The White House has tried threats and bluster, then imposed controversial tariffs. Congress even did something rare, passing a bipartisan bill. But despite President Donald Trump's and lawmakers’ efforts, China has yet to so much as blink on what Republicans and Democrats agree are its unjust trade practices, administration officials said Thursday.

The two U.S. political parties and Trump rarely find themselves in near-unanimous agreement. But when it comes to what they all see as China’s habit of stealing American technology and intellectual properties, playing games with its market and currency, and otherwise tipping the global trade scene to benefit its companies and economy, Washington is mostly unified.

Do-Nothing Amendments Give Lawmakers Bragging Opportunity About Successes
Provisions have no real-world impact

Rep. Tom O’Halleran, D-Ariz., is among the most vulnerable Democratic incumbents this midterm cycle. (Photo By Bill Clark/CQ Roll Call)

The House adopted amendments on a two-bill spending package last week purporting to redirect sums ranging from $100,000 to study the impact of a mineral found to cause cracking in concrete home foundations, to $36 million for “public safety and justice facility construction” at the Bureau of Indian Affairs.

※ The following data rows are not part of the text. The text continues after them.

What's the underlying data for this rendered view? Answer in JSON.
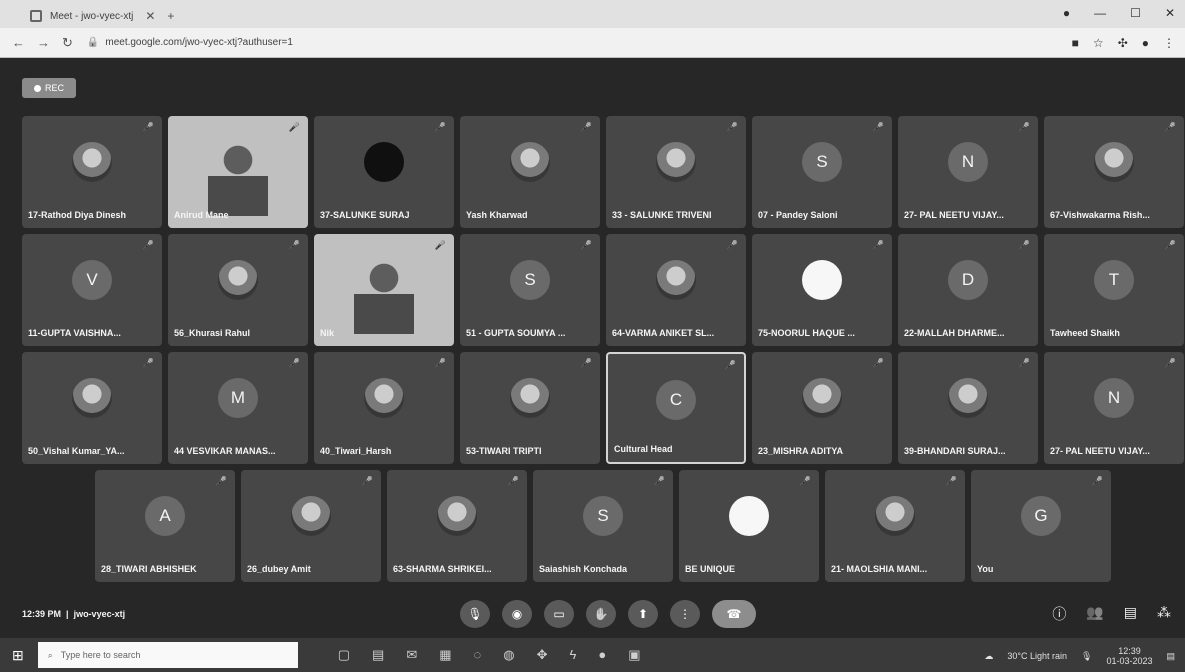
{
  "browser": {
    "tab_title": "Meet - jwo-vyec-xtj",
    "url": "meet.google.com/jwo-vyec-xtj?authuser=1"
  },
  "meet": {
    "rec_label": "REC",
    "meeting_time": "12:39 PM",
    "meeting_code": "jwo-vyec-xtj",
    "participants": [
      {
        "name": "17-Rathod Diya Dinesh",
        "initial": "",
        "kind": "photo"
      },
      {
        "name": "Anirud Mane",
        "initial": "",
        "kind": "video"
      },
      {
        "name": "37-SALUNKE SURAJ",
        "initial": "",
        "kind": "dark"
      },
      {
        "name": "Yash Kharwad",
        "initial": "",
        "kind": "photo"
      },
      {
        "name": "33 - SALUNKE TRIVENI",
        "initial": "",
        "kind": "photo"
      },
      {
        "name": "07 - Pandey Saloni",
        "initial": "S",
        "kind": "letter"
      },
      {
        "name": "27- PAL NEETU VIJAY...",
        "initial": "N",
        "kind": "letter"
      },
      {
        "name": "67-Vishwakarma Rish...",
        "initial": "",
        "kind": "photo"
      },
      {
        "name": "11-GUPTA VAISHNA...",
        "initial": "V",
        "kind": "letter"
      },
      {
        "name": "56_Khurasi Rahul",
        "initial": "",
        "kind": "photo"
      },
      {
        "name": "Nik",
        "initial": "",
        "kind": "video"
      },
      {
        "name": "51 - GUPTA SOUMYA ...",
        "initial": "S",
        "kind": "letter"
      },
      {
        "name": "64-VARMA ANIKET SL...",
        "initial": "",
        "kind": "photo"
      },
      {
        "name": "75-NOORUL HAQUE ...",
        "initial": "",
        "kind": "white"
      },
      {
        "name": "22-MALLAH DHARME...",
        "initial": "D",
        "kind": "letter"
      },
      {
        "name": "Tawheed Shaikh",
        "initial": "T",
        "kind": "letter"
      },
      {
        "name": "50_Vishal Kumar_YA...",
        "initial": "",
        "kind": "photo"
      },
      {
        "name": "44 VESVIKAR MANAS...",
        "initial": "M",
        "kind": "letter"
      },
      {
        "name": "40_Tiwari_Harsh",
        "initial": "",
        "kind": "photo"
      },
      {
        "name": "53-TIWARI TRIPTI",
        "initial": "",
        "kind": "photo"
      },
      {
        "name": "Cultural Head",
        "initial": "C",
        "kind": "letter"
      },
      {
        "name": "23_MISHRA ADITYA",
        "initial": "",
        "kind": "photo"
      },
      {
        "name": "39-BHANDARI SURAJ...",
        "initial": "",
        "kind": "photo"
      },
      {
        "name": "27- PAL NEETU VIJAY...",
        "initial": "N",
        "kind": "letter"
      },
      {
        "name": "28_TIWARI ABHISHEK",
        "initial": "A",
        "kind": "letter"
      },
      {
        "name": "26_dubey Amit",
        "initial": "",
        "kind": "photo"
      },
      {
        "name": "63-SHARMA SHRIKEI...",
        "initial": "",
        "kind": "photo"
      },
      {
        "name": "Saiashish Konchada",
        "initial": "S",
        "kind": "letter"
      },
      {
        "name": "BE UNIQUE",
        "initial": "",
        "kind": "white"
      },
      {
        "name": "21- MAOLSHIA MANI...",
        "initial": "",
        "kind": "photo"
      },
      {
        "name": "You",
        "initial": "G",
        "kind": "letter"
      }
    ]
  },
  "taskbar": {
    "search_placeholder": "Type here to search",
    "weather": "30°C  Light rain",
    "time": "12:39",
    "date": "01-03-2023"
  }
}
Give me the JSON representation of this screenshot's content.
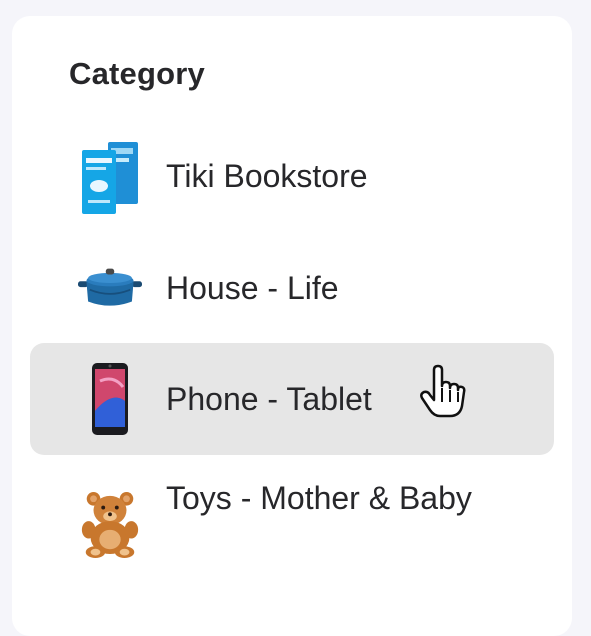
{
  "category": {
    "title": "Category",
    "items": [
      {
        "label": "Tiki Bookstore",
        "icon": "book-icon"
      },
      {
        "label": "House - Life",
        "icon": "pot-icon"
      },
      {
        "label": "Phone - Tablet",
        "icon": "phone-icon",
        "hovered": true
      },
      {
        "label": "Toys - Mother & Baby",
        "icon": "teddy-bear-icon"
      }
    ]
  },
  "colors": {
    "hover_background": "#e6e6e6",
    "text": "#27272a"
  }
}
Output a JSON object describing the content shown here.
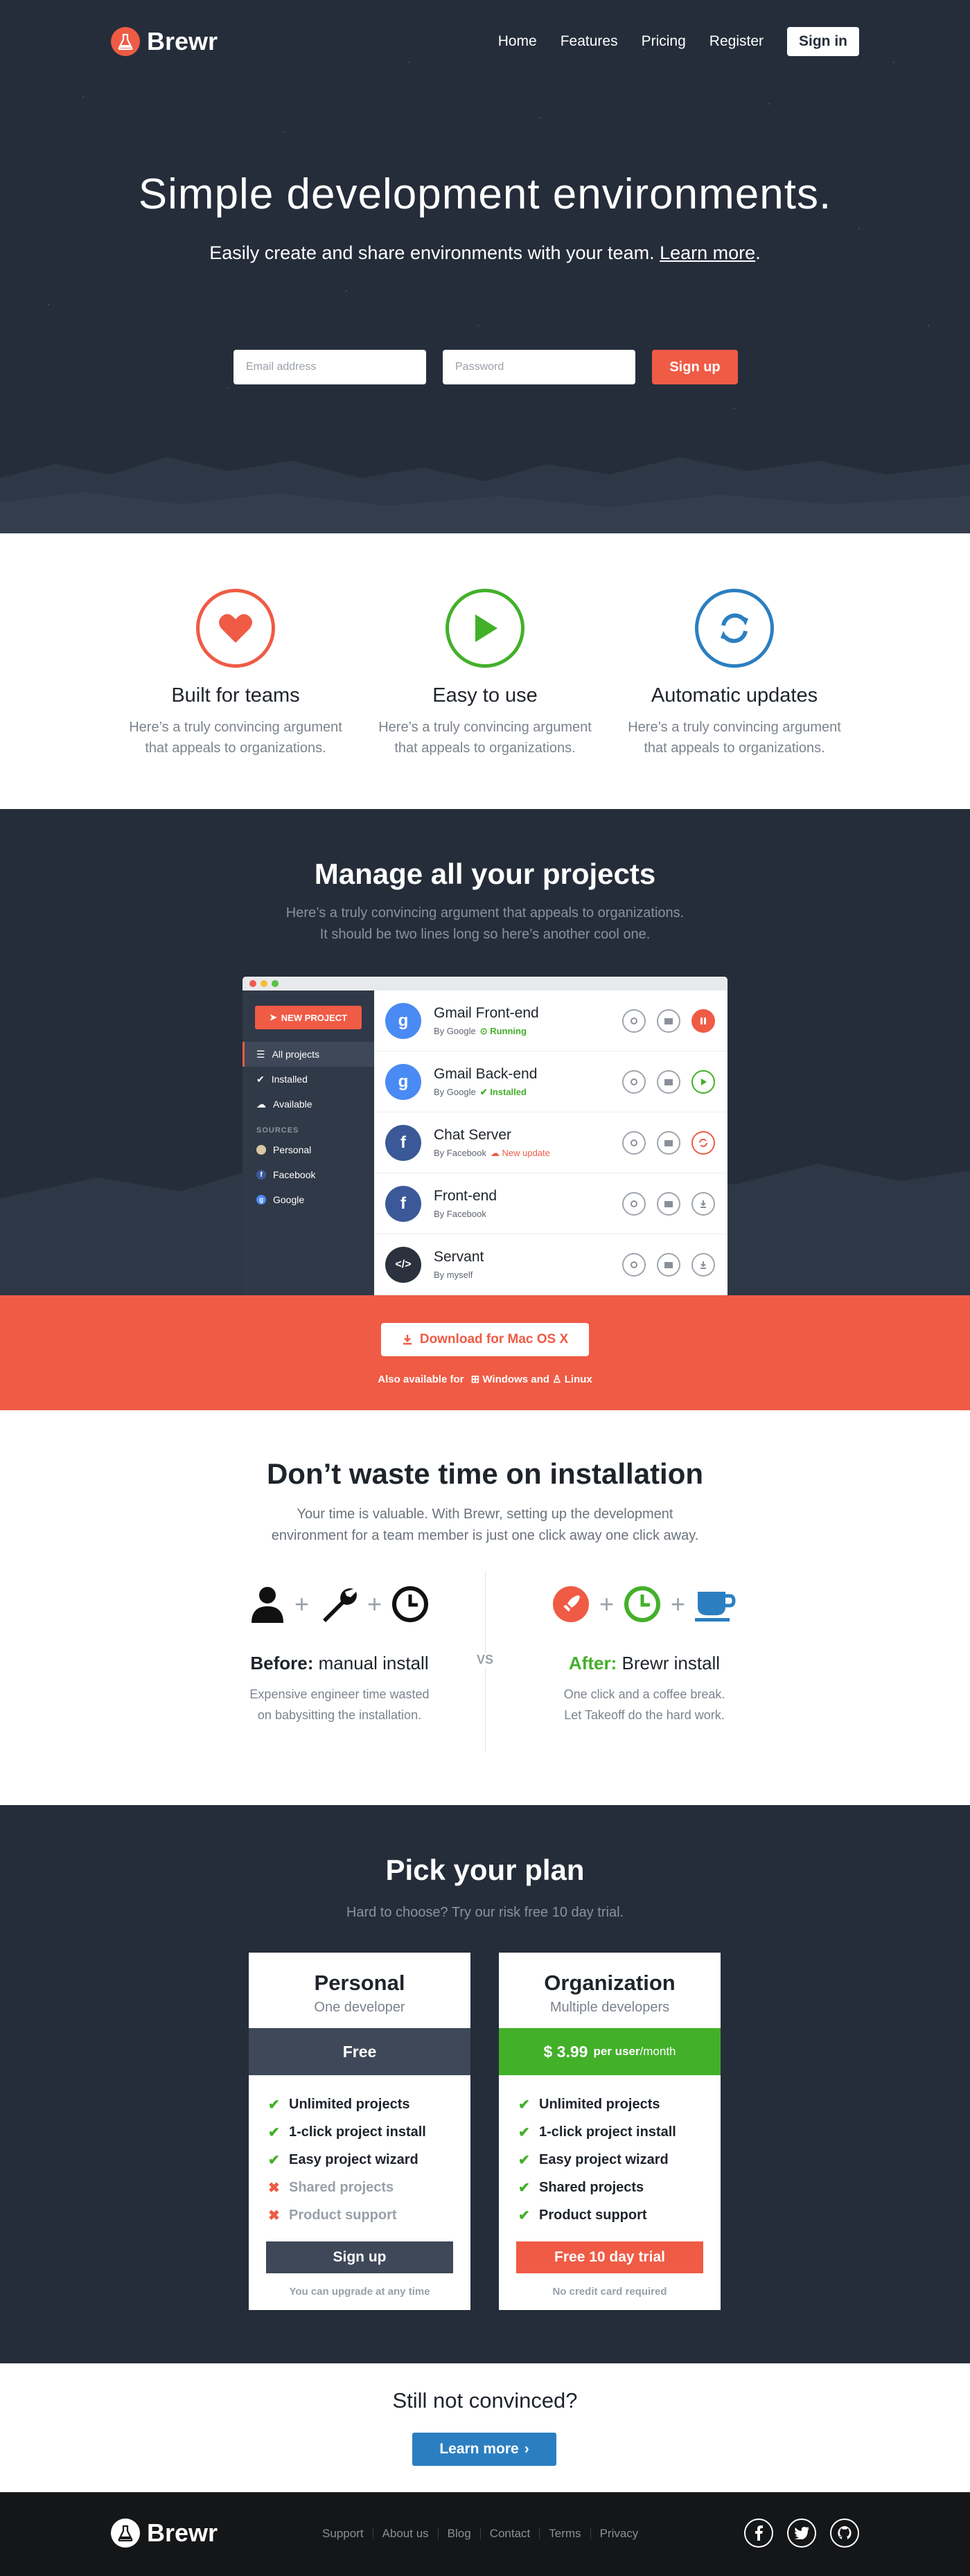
{
  "brand": {
    "name": "Brewr",
    "accent": "#ef5b45",
    "dark": "#252d3a",
    "green": "#43b02a",
    "blue": "#2b7fc1"
  },
  "nav": {
    "links": [
      "Home",
      "Features",
      "Pricing",
      "Register"
    ],
    "signin": "Sign in"
  },
  "hero": {
    "title": "Simple development environments.",
    "subtitle": "Easily create and share environments with your team.",
    "subtitle_link": "Learn more",
    "email_placeholder": "Email address",
    "password_placeholder": "Password",
    "signup": "Sign up"
  },
  "features": [
    {
      "icon": "heart-icon",
      "title": "Built for teams",
      "desc1": "Here’s a truly convincing argument",
      "desc2": "that appeals to organizations."
    },
    {
      "icon": "play-icon",
      "title": "Easy to use",
      "desc1": "Here’s a truly convincing argument",
      "desc2": "that appeals to organizations."
    },
    {
      "icon": "refresh-icon",
      "title": "Automatic updates",
      "desc1": "Here’s a truly convincing argument",
      "desc2": "that appeals to organizations."
    }
  ],
  "manage": {
    "title": "Manage all your projects",
    "desc1": "Here’s a truly convincing argument that appeals to organizations.",
    "desc2": "It should be two lines long so here’s another cool one.",
    "app": {
      "new_project": "NEW PROJECT",
      "nav": [
        "All projects",
        "Installed",
        "Available"
      ],
      "sources_heading": "SOURCES",
      "sources": [
        "Personal",
        "Facebook",
        "Google"
      ],
      "projects": [
        {
          "name": "Gmail Front-end",
          "by": "By Google",
          "status": "Running",
          "avatar": "google-icon"
        },
        {
          "name": "Gmail Back-end",
          "by": "By Google",
          "status": "Installed",
          "avatar": "google-icon"
        },
        {
          "name": "Chat Server",
          "by": "By Facebook",
          "status": "New update",
          "avatar": "facebook-icon"
        },
        {
          "name": "Front-end",
          "by": "By Facebook",
          "status": "",
          "avatar": "facebook-icon"
        },
        {
          "name": "Servant",
          "by": "By myself",
          "status": "",
          "avatar": "code-icon"
        }
      ]
    }
  },
  "download": {
    "button": "Download for Mac OS X",
    "also": "Also available for",
    "windows": "Windows",
    "and": "and",
    "linux": "Linux"
  },
  "install": {
    "title": "Don’t waste time on installation",
    "desc1": "Your time is valuable. With Brewr, setting up the development",
    "desc2": "environment for a team member is just one click away one click away.",
    "before_label": "Before:",
    "before_text": "manual install",
    "before_desc1": "Expensive engineer time wasted",
    "before_desc2": "on babysitting the installation.",
    "vs": "VS",
    "after_label": "After:",
    "after_text": "Brewr install",
    "after_desc1": "One click and a coffee break.",
    "after_desc2": "Let Takeoff do the hard work."
  },
  "pricing": {
    "title": "Pick your plan",
    "desc": "Hard to choose? Try our risk free 10 day trial.",
    "plans": [
      {
        "name": "Personal",
        "sub": "One developer",
        "price": "Free",
        "features": [
          {
            "label": "Unlimited projects",
            "included": true
          },
          {
            "label": "1-click project install",
            "included": true
          },
          {
            "label": "Easy project wizard",
            "included": true
          },
          {
            "label": "Shared projects",
            "included": false
          },
          {
            "label": "Product support",
            "included": false
          }
        ],
        "button": "Sign up",
        "note": "You can upgrade at any time"
      },
      {
        "name": "Organization",
        "sub": "Multiple developers",
        "price": "$ 3.99",
        "price_unit": "per user",
        "price_period": "/month",
        "features": [
          {
            "label": "Unlimited projects",
            "included": true
          },
          {
            "label": "1-click project install",
            "included": true
          },
          {
            "label": "Easy project wizard",
            "included": true
          },
          {
            "label": "Shared projects",
            "included": true
          },
          {
            "label": "Product support",
            "included": true
          }
        ],
        "button": "Free 10 day trial",
        "note": "No credit card required"
      }
    ]
  },
  "convinced": {
    "title": "Still not convinced?",
    "button": "Learn more"
  },
  "footer": {
    "links": [
      "Support",
      "About us",
      "Blog",
      "Contact",
      "Terms",
      "Privacy"
    ],
    "social": [
      "facebook-icon",
      "twitter-icon",
      "github-icon"
    ]
  }
}
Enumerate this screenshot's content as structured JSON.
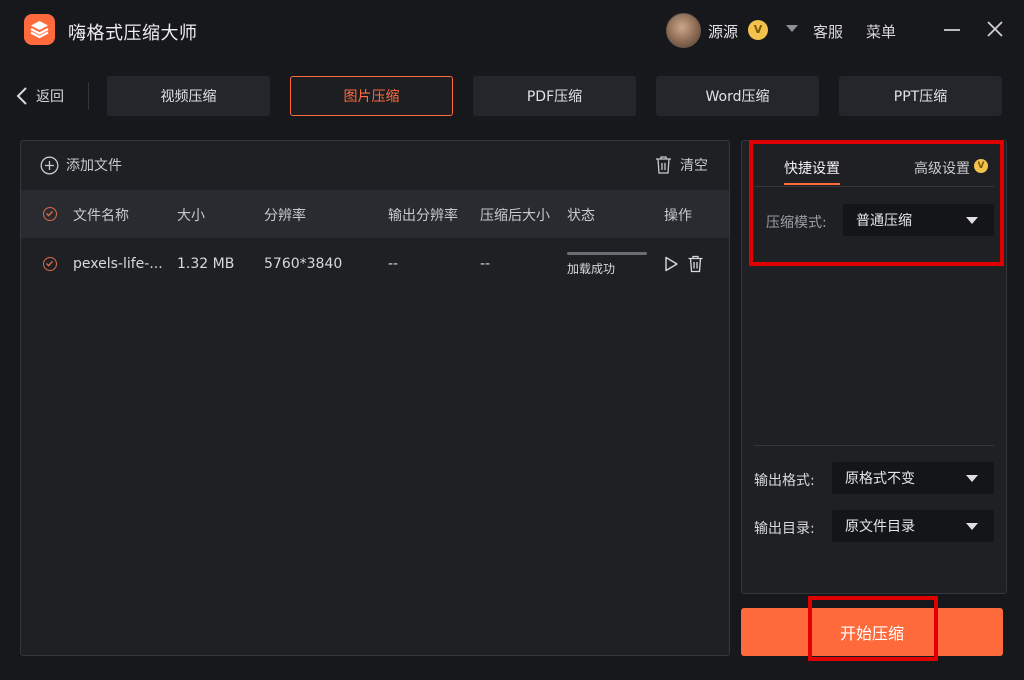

There’s just one catch: the provisions simply give the illusion of moving money around — with no real-world impact on agency funding priorities. The net financial impact of all 14 such amendments considered during debate on the $58.7 billion Interior-Environment and Financial Services measure — out of 87 total floor amendments on the bill — was precisely zero.

Cattle Call, Grifters and Counting to a Billion: Congressional Hits and Misses
Week of June 25, 2018

The Senate’s farm bill debate this week brought about talk of the other white meat, pivot irrigation and lots and lots of cattle. Plus, learn what member of the Trump administration Rep. Denny Heck calls “a homie.”

The Blue Dogs Are Barking Again
Moderate Democrats, nearly wiped out in 2010, have hopes for a comeback this year

Current Blue Dog Democrats include, from left, Reps. Daniel Lipinski, D-Ill., Henry Cuellar, D-Texas, Mike Thompson, D-Calif., Jim Costa, D-Calif., Stephanie Murphy, D-Fla., and  Brad Schneider, D-Ill. (Bill Clark/CQ Roll Call file photo)

Brendan Kelly is running in a district in southern Illinois that went for Donald Trump by nearly 15 points in 2016, so his message shouldn’t come as a surprise.

“We see a system that is rigged for a powerful few,” he said in a voice full of gravel. He rails against “elites on the coasts” and understands why many are “frustrated” and “angry” over low-paying jobs and high health care costs.